The opposition also glazes over the fact that its suggestion to increase contribution rates for CPP would mean higher payroll costs for small and medium-sized businesses and higher premiums for workers and the self-employed. Since CPP is mandatory rather than voluntary like the pooled registered pension plan, an expansion of CPP would mean that Canadians would face another obligatory reduction from their paycheque and Canadian entrepreneurs would face another barrier in making their business profitable, which is something we cannot abide.
Dan Kelly, the senior vice-president of the Canadian Federation of Independent Business, which represents 108,000 businesses across Canada, said a CPP enrichment would be a payroll tax and is “very worrisome” for businesses.
He went on to state that:
For every one percentage point in CPP premiums beyond the current 9.9 per cent rate, it would cost 220,000 person-years of employment and force wages down roughly 2.5 per cent in the long run.
That is clearly unacceptable.
Our government, unlike the opposition, does not believe in jeopardizing Canadians' economic welfare by imposing higher barriers for job creation. The opposition also objects to the pooled registered pension plans as a private sector solution and takes particular offence at the fact that these plans would invest in the stock market.
However, as one of my hon. colleagues pointed out earlier in the debate, the entire pension system, both public and private, relies upon the stock market. My colleague drew on the example of Canada pension plan, 49.6% of which is invested in equities or stocks.
Last, the opposition has hijacked this debate to make repeated accusations, criticizing our Conservative government's strong record on seniors' issues. I take exception to those allegations, given that my riding has a large and thriving seniors population and I am consistently working hard to ensure that their voices are being heard in this House.
Contrary to what the opposition alleges, our government has created an enviable retirement security system in Canada and has prioritized seniors' issues. After all, it was our government that introduced pension income splitting, doubled the maximum amount of income eligible for the pension income credit and increased the age credit amount. As a result of actions like these taken to date by this Conservative government, seniors and pensioners will receive $2.5 billion in targeted tax relief for the upcoming fiscal year.
A joint federal-provincial research working group, in May 2009, found that Canada's retirement income system was providing Canadians with an adequate standard of living upon retirement. It found, for example, that the disposable income for Canadians age 65 years or over was about 90% of the average disposable income of all Canadians and was the third highest of selected OECD countries.

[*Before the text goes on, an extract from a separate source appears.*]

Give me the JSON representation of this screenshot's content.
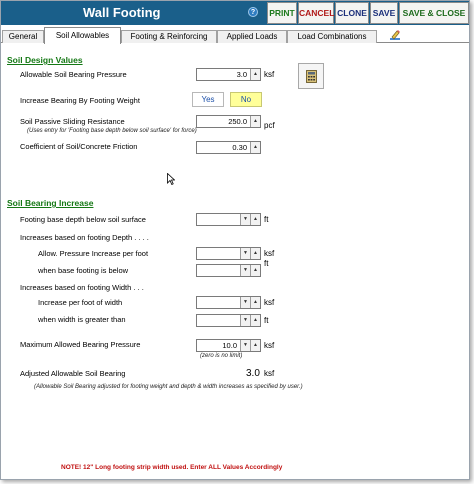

This report, however, found that despite the many measures already instituted by our government, some Canadian households, especially modest and middle-income households, are at risk of under-saving for retirement, and that is of great concern. It is precisely because of this that pooled registered plans are so needed and this bill is so important.
I am convinced that pooled registered plans are the way forward, as they would offer an enormous potential to improve the retirement security of all Canadians and, particularly, the 60% of those Canadians who do not have the luxury of a workplace pension.
This program has already drawn the interest of small-business employers, stakeholders and all our provincial partners.
In these fragile economic times, a sound, innovative policy like that behind the pooled registered pension plans is essential for Canadian competitiveness and for the welfare of our citizens.
I urge all members in this House to support the bill.